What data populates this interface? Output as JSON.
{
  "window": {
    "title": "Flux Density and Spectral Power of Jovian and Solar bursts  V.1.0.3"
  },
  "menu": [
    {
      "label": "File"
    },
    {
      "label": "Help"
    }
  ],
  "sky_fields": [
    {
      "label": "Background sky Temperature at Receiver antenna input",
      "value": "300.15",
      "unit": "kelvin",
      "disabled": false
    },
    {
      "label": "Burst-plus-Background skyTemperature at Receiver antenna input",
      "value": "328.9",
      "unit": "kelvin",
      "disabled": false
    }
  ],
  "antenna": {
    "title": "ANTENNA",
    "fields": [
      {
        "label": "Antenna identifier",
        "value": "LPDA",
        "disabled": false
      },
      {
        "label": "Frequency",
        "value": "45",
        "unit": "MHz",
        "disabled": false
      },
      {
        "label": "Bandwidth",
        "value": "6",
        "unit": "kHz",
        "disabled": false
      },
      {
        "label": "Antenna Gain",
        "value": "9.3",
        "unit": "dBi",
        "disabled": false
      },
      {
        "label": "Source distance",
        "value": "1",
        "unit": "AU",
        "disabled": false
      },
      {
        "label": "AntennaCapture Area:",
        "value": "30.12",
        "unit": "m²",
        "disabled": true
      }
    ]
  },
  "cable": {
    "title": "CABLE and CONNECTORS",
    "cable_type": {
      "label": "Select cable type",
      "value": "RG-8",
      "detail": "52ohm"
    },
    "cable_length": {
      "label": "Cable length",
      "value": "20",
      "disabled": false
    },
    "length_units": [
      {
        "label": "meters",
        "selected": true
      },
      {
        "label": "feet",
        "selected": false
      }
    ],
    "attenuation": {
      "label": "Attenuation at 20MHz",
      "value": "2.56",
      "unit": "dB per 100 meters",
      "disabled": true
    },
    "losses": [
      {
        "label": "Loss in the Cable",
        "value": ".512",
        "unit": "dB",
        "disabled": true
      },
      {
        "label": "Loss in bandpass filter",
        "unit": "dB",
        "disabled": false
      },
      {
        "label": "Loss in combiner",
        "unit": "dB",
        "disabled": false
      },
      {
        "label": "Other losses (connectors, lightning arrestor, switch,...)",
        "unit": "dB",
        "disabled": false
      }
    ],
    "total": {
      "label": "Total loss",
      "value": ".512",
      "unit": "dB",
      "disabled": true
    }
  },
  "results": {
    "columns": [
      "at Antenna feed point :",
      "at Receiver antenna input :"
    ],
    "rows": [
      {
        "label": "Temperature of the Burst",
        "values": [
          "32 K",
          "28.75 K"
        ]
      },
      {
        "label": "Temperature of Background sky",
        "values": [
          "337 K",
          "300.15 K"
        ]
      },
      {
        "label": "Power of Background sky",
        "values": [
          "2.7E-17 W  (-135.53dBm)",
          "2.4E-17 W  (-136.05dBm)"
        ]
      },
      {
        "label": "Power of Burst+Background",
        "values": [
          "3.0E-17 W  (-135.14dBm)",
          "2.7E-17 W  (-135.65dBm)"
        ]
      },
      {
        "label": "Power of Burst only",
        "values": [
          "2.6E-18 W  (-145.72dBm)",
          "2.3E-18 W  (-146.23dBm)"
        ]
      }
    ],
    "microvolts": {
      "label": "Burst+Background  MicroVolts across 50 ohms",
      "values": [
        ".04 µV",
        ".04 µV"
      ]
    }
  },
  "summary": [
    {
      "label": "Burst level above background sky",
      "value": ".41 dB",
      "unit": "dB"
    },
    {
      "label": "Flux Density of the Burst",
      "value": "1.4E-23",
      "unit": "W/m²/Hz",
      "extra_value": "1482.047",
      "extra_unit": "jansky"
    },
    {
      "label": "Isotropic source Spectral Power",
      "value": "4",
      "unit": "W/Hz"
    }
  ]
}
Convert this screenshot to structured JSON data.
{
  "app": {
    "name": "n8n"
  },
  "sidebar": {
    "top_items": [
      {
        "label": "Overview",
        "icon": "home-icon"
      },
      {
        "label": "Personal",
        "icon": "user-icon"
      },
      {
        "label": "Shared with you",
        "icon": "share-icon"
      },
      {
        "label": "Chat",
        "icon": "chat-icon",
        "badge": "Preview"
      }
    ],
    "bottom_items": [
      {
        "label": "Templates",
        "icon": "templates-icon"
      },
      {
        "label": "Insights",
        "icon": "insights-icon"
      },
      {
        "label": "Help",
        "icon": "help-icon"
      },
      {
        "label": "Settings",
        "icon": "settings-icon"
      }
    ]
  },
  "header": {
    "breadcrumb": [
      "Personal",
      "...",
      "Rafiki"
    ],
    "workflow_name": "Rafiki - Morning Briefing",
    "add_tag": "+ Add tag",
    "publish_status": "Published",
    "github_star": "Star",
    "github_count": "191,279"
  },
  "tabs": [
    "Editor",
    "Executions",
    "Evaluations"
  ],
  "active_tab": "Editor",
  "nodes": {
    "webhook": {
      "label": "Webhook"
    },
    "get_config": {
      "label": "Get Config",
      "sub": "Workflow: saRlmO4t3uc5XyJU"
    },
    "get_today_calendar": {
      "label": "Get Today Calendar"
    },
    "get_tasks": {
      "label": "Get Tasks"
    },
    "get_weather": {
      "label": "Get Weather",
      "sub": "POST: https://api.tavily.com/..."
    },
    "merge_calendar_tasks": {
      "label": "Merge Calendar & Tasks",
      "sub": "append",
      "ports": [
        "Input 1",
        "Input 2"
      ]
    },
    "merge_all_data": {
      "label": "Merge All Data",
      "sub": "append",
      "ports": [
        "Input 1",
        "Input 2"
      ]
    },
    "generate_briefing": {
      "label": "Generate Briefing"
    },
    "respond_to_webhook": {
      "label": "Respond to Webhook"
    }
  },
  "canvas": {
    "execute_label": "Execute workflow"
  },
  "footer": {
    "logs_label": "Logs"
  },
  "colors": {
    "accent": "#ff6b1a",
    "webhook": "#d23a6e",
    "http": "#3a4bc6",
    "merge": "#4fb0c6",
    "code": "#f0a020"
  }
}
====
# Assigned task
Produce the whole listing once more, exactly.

# Answer section
What data populates this interface? Output as JSON.
{
  "window": {
    "title": "Flux Density and Spectral Power of Jovian and Solar bursts  V.1.0.3"
  },
  "menu": [
    {
      "label": "File"
    },
    {
      "label": "Help"
    }
  ],
  "sky_fields": [
    {
      "label": "Background sky Temperature at Receiver antenna input",
      "value": "300.15",
      "unit": "kelvin",
      "disabled": false
    },
    {
      "label": "Burst-plus-Background skyTemperature at Receiver antenna input",
      "value": "328.9",
      "unit": "kelvin",
      "disabled": false
    }
  ],
  "antenna": {
    "title": "ANTENNA",
    "fields": [
      {
        "label": "Antenna identifier",
        "value": "LPDA",
        "disabled": false
      },
      {
        "label": "Frequency",
        "value": "45",
        "unit": "MHz",
        "disabled": false
      },
      {
        "label": "Bandwidth",
        "value": "6",
        "unit": "kHz",
        "disabled": false
      },
      {
        "label": "Antenna Gain",
        "value": "9.3",
        "unit": "dBi",
        "disabled": false
      },
      {
        "label": "Source distance",
        "value": "1",
        "unit": "AU",
        "disabled": false
      },
      {
        "label": "AntennaCapture Area:",
        "value": "30.12",
        "unit": "m²",
        "disabled": true
      }
    ]
  },
  "cable": {
    "title": "CABLE and CONNECTORS",
    "cable_type": {
      "label": "Select cable type",
      "value": "RG-8",
      "detail": "52ohm"
    },
    "cable_length": {
      "label": "Cable length",
      "value": "20",
      "disabled": false
    },
    "length_units": [
      {
        "label": "meters",
        "selected": true
      },
      {
        "label": "feet",
        "selected": false
      }
    ],
    "attenuation": {
      "label": "Attenuation at 20MHz",
      "value": "2.56",
      "unit": "dB per 100 meters",
      "disabled": true
    },
    "losses": [
      {
        "label": "Loss in the Cable",
        "value": ".512",
        "unit": "dB",
        "disabled": true
      },
      {
        "label": "Loss in bandpass filter",
        "unit": "dB",
        "disabled": false
      },
      {
        "label": "Loss in combiner",
        "unit": "dB",
        "disabled": false
      },
      {
        "label": "Other losses (connectors, lightning arrestor, switch,...)",
        "unit": "dB",
        "disabled": false
      }
    ],
    "total": {
      "label": "Total loss",
      "value": ".512",
      "unit": "dB",
      "disabled": true
    }
  },
  "results": {
    "columns": [
      "at Antenna feed point :",
      "at Receiver antenna input :"
    ],
    "rows": [
      {
        "label": "Temperature of the Burst",
        "values": [
          "32 K",
          "28.75 K"
        ]
      },
      {
        "label": "Temperature of Background sky",
        "values": [
          "337 K",
          "300.15 K"
        ]
      },
      {
        "label": "Power of Background sky",
        "values": [
          "2.7E-17 W  (-135.53dBm)",
          "2.4E-17 W  (-136.05dBm)"
        ]
      },
      {
        "label": "Power of Burst+Background",
        "values": [
          "3.0E-17 W  (-135.14dBm)",
          "2.7E-17 W  (-135.65dBm)"
        ]
      },
      {
        "label": "Power of Burst only",
        "values": [
          "2.6E-18 W  (-145.72dBm)",
          "2.3E-18 W  (-146.23dBm)"
        ]
      }
    ],
    "microvolts": {
      "label": "Burst+Background  MicroVolts across 50 ohms",
      "values": [
        ".04 µV",
        ".04 µV"
      ]
    }
  },
  "summary": [
    {
      "label": "Burst level above background sky",
      "value": ".41 dB",
      "unit": "dB"
    },
    {
      "label": "Flux Density of the Burst",
      "value": "1.4E-23",
      "unit": "W/m²/Hz",
      "extra_value": "1482.047",
      "extra_unit": "jansky"
    },
    {
      "label": "Isotropic source Spectral Power",
      "value": "4",
      "unit": "W/Hz"
    }
  ]
}
Convert this screenshot to structured JSON data.
{
  "app": {
    "name": "n8n"
  },
  "sidebar": {
    "top_items": [
      {
        "label": "Overview",
        "icon": "home-icon"
      },
      {
        "label": "Personal",
        "icon": "user-icon"
      },
      {
        "label": "Shared with you",
        "icon": "share-icon"
      },
      {
        "label": "Chat",
        "icon": "chat-icon",
        "badge": "Preview"
      }
    ],
    "bottom_items": [
      {
        "label": "Templates",
        "icon": "templates-icon"
      },
      {
        "label": "Insights",
        "icon": "insights-icon"
      },
      {
        "label": "Help",
        "icon": "help-icon"
      },
      {
        "label": "Settings",
        "icon": "settings-icon"
      }
    ]
  },
  "header": {
    "breadcrumb": [
      "Personal",
      "...",
      "Rafiki"
    ],
    "workflow_name": "Rafiki - Morning Briefing",
    "add_tag": "+ Add tag",
    "publish_status": "Published",
    "github_star": "Star",
    "github_count": "191,279"
  },
  "tabs": [
    "Editor",
    "Executions",
    "Evaluations"
  ],
  "active_tab": "Editor",
  "nodes": {
    "webhook": {
      "label": "Webhook"
    },
    "get_config": {
      "label": "Get Config",
      "sub": "Workflow: saRlmO4t3uc5XyJU"
    },
    "get_today_calendar": {
      "label": "Get Today Calendar"
    },
    "get_tasks": {
      "label": "Get Tasks"
    },
    "get_weather": {
      "label": "Get Weather",
      "sub": "POST: https://api.tavily.com/..."
    },
    "merge_calendar_tasks": {
      "label": "Merge Calendar & Tasks",
      "sub": "append",
      "ports": [
        "Input 1",
        "Input 2"
      ]
    },
    "merge_all_data": {
      "label": "Merge All Data",
      "sub": "append",
      "ports": [
        "Input 1",
        "Input 2"
      ]
    },
    "generate_briefing": {
      "label": "Generate Briefing"
    },
    "respond_to_webhook": {
      "label": "Respond to Webhook"
    }
  },
  "canvas": {
    "execute_label": "Execute workflow"
  },
  "footer": {
    "logs_label": "Logs"
  },
  "colors": {
    "accent": "#ff6b1a",
    "webhook": "#d23a6e",
    "http": "#3a4bc6",
    "merge": "#4fb0c6",
    "code": "#f0a020"
  }
}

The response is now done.